Skip to main content

Fundraising: See Investors Early and Often

She said she's spoken to two investors outside of friends and family--informally. That's over the past nine months.

This is her first startup; very smart, lots of experience, strong vision. But that really struck me--only two investors in nine months, and it's time to start raising money.

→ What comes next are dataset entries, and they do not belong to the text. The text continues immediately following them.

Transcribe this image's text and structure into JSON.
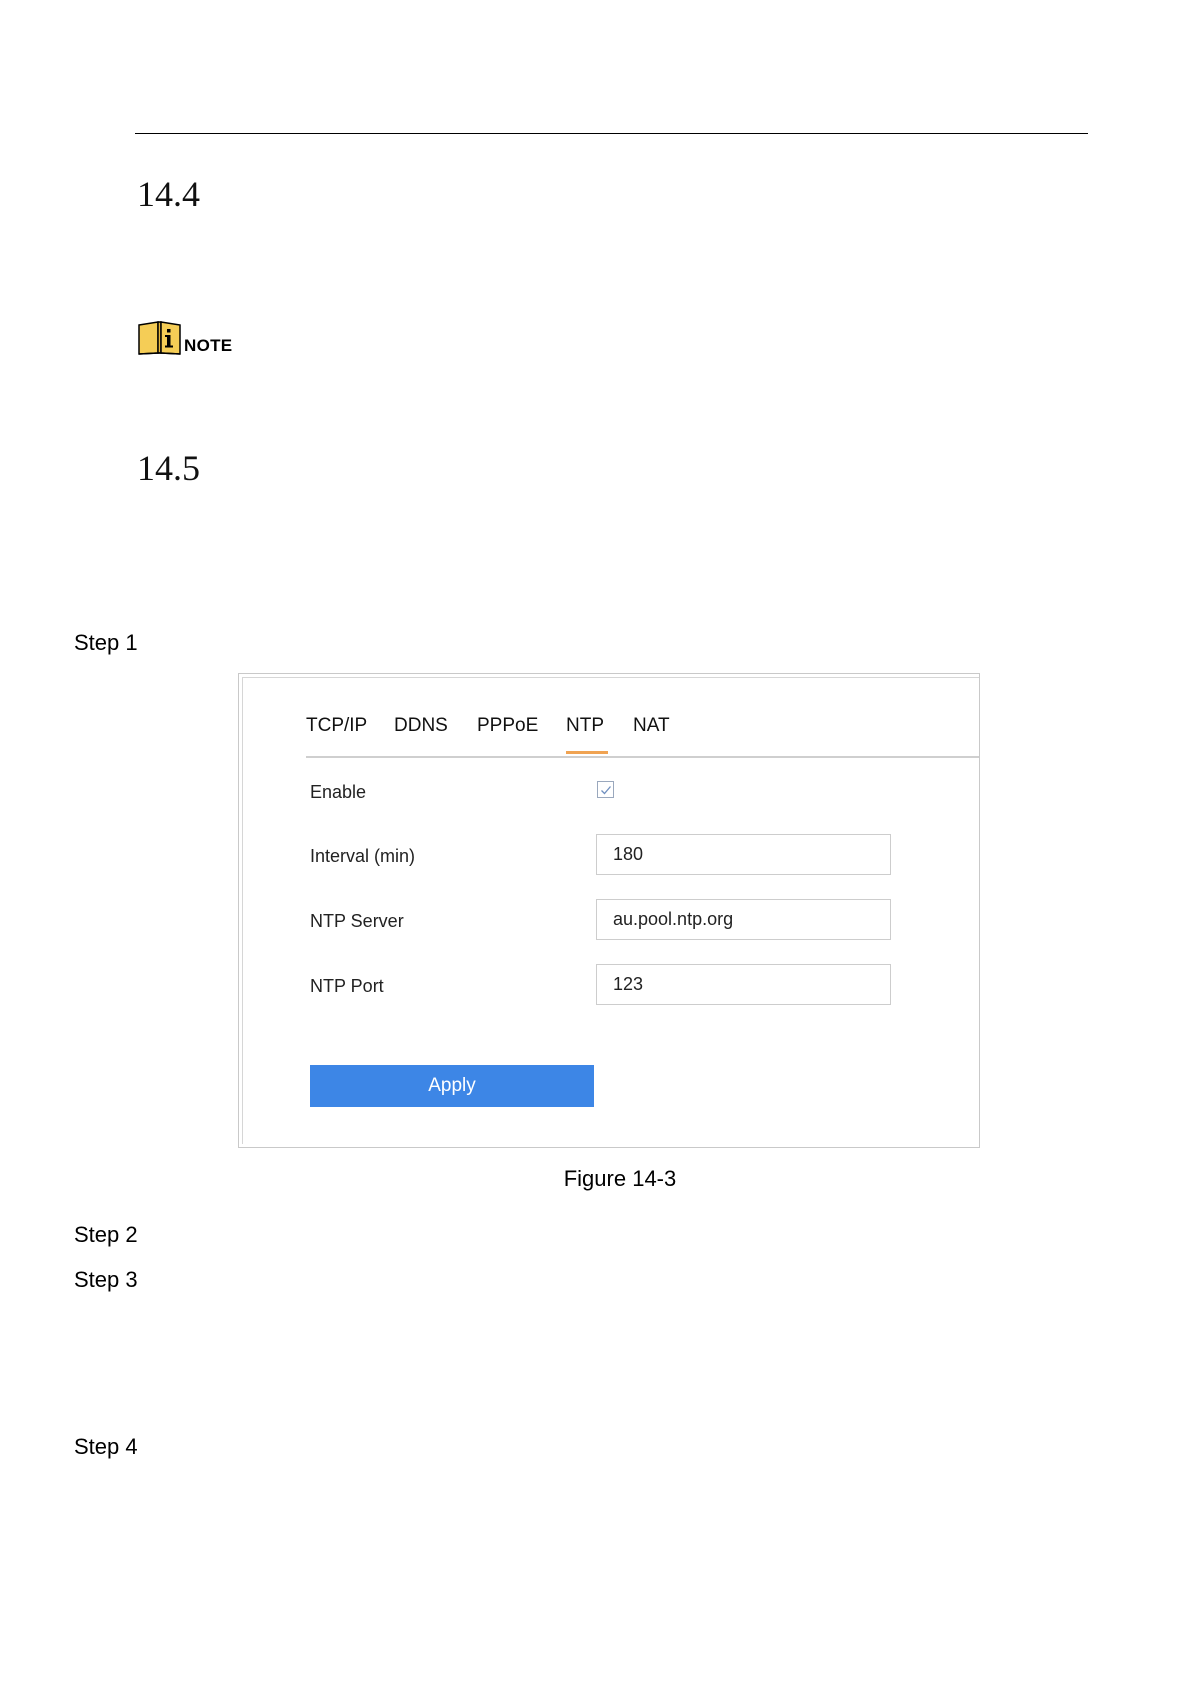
{
  "sections": [
    {
      "number": "14.4"
    },
    {
      "number": "14.5"
    }
  ],
  "note": {
    "label": "NOTE"
  },
  "steps": [
    "Step 1",
    "Step 2",
    "Step 3",
    "Step 4"
  ],
  "figure": {
    "tabs": [
      {
        "label": "TCP/IP",
        "active": false
      },
      {
        "label": "DDNS",
        "active": false
      },
      {
        "label": "PPPoE",
        "active": false
      },
      {
        "label": "NTP",
        "active": true
      },
      {
        "label": "NAT",
        "active": false
      }
    ],
    "form": {
      "enable_label": "Enable",
      "enable_checked": true,
      "interval_label": "Interval (min)",
      "interval_value": "180",
      "server_label": "NTP Server",
      "server_value": "au.pool.ntp.org",
      "port_label": "NTP Port",
      "port_value": "123"
    },
    "apply_label": "Apply",
    "caption": "Figure 14-3"
  },
  "colors": {
    "accent": "#3d86e6",
    "tab_underline": "#f0a352",
    "note_icon": "#f5cd56"
  }
}
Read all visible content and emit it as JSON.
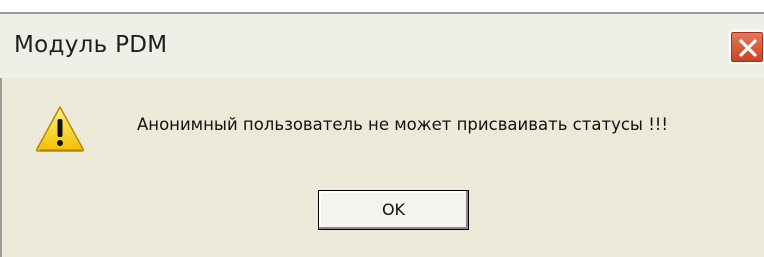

Fundraising is a sales process. Here are some quick pointers:
  • Get to know as many investors as possible, even if it's too early. 
  • The next time you see them, let them know your progress. 
  • Send a monthly update. 
  • When you're ready, meet with them in person. If you have trouble getting a meeting, shoot for a call, but that's a last resort for me because you lose your primary power of persuasion--holding someone's attention, drawing them in, infecting them with your passion
  • Set a minimum level. I like $25k; if you need $250k the max number of people you have to keep informed is 10, which is manageable. 
  • Ask for the investment. If it's an angel investor ask for double or triple the amount you think they'll invest. They might surprise you and say yes. 
  • Most likely they'll say no, but some will say "I don't think I can do that much", ask them how much they think they can do, and then wait for them to answer. Don't try to fill in the pause--the ball is in their court, and they've indicated indirectly a willingness to invest, just not as much as you asked. 
  • Raise money on a rolling basis, meaning, don't create a deal where you have to wait for all the checks to come in. Structure it so you can deposit checks and get to work, rather than having to aggregate dollars. 
  • If someone doesn't invest, continue to keep them in the loop. Just because they aren't interested now doesn't mean they won't change their minds. 
  • Prepare yourself for no. You will get turned down often. It's ok, you're still a great person with a great idea and the ability to execute. It's part of startup life. Don't look at it as rejection, look at it as filtering the investor pool until you find the right one(s).
  • Have your shit together. Meaning don't go through all of this effort without having your basic deal docs together (convertible note or equity docs), any financials, executive summary, etc. Any one investor might get really excited--enough to bring others on, and you can jeopardize it with a shaky set of stuff, or complete absence thereof. 
That's it for today. Press on, folks

Comments

Popular posts from this blog

Beta Signup

I've been working for quite a while on a new search concept, though the further in I get, the closer the rest of the world gets to what we're doing. So today I'm inviting you to sign up for the rather modest beta, which will be ready soon if we can nail down a few difficult  details. Jawaya is a way of navigating the web and getting better results. And that's as much as I can say right now, because we're not a funded startup, and things are moving really fast in this space--it's going to be very competitive. I predict there will be about 10 funded startups in the next 6 months doing something similar. One of them will be mine, and we aim to make it the best. We're raising a round of capital to fund the team, and are shooting for early sustainability. This is my fifth company; my fourth in the tech space, and my third software company. I think it will be the biggest and can possibly have a positive impact on the world by reducing the amount of time it takes

Where Innovation Happens

As I get closer to a go/no-go decision on a project, I've been thinking about the difference about my vision for the project and the supportive innovations to enable the core innovations The vision combines (in unequal parts) product, core innovation as I imagine it, the application of that core innovation, design, marketing,  developer ecosystem, and business development. The core innovation enables everything else, but it's the application of the innovation that makes it meaningful, useful, and in this case, fun. This week we're testing initial approaches to the implementation for our specific application, and that's where we'll develop the enabling innovations, which is basically where the rubber meets the road. The difference is that the enabling innovation happens at the source of real problems only encountered in the making of something, and in a project like this just getting the essence of it right isn't enough; it also has to be safe, the compone

The Real Jobs Problem

It's the economy, stupid.  Well, yes, it always has been, if you're in the distortion field of politics.  But whose economy? The pundits, the White House, the Republican candidates all miss the mark. They keep talking about debt, taxes, and monetary policy. None of those things tell the real story behind today's economy.  The Old Economy Keynes was right--in the old economy. Economy gets weak, pump some money into the economy through public works projects, which  1) puts people to work, which  2) boosts the economy and  3) generates new tax revenue, while  4) leaving us with another generation of reliable infrastructure to support  5) more growth (for growth's sake, which is another post).  The Beach Ball Imagine a beach ball, partially deflated to represent a recession. Got it? Now imagine the govt pumping that beach ball back up through sensible public investment (which we haven't seen for decades). The New Economy Same beach ball, same pum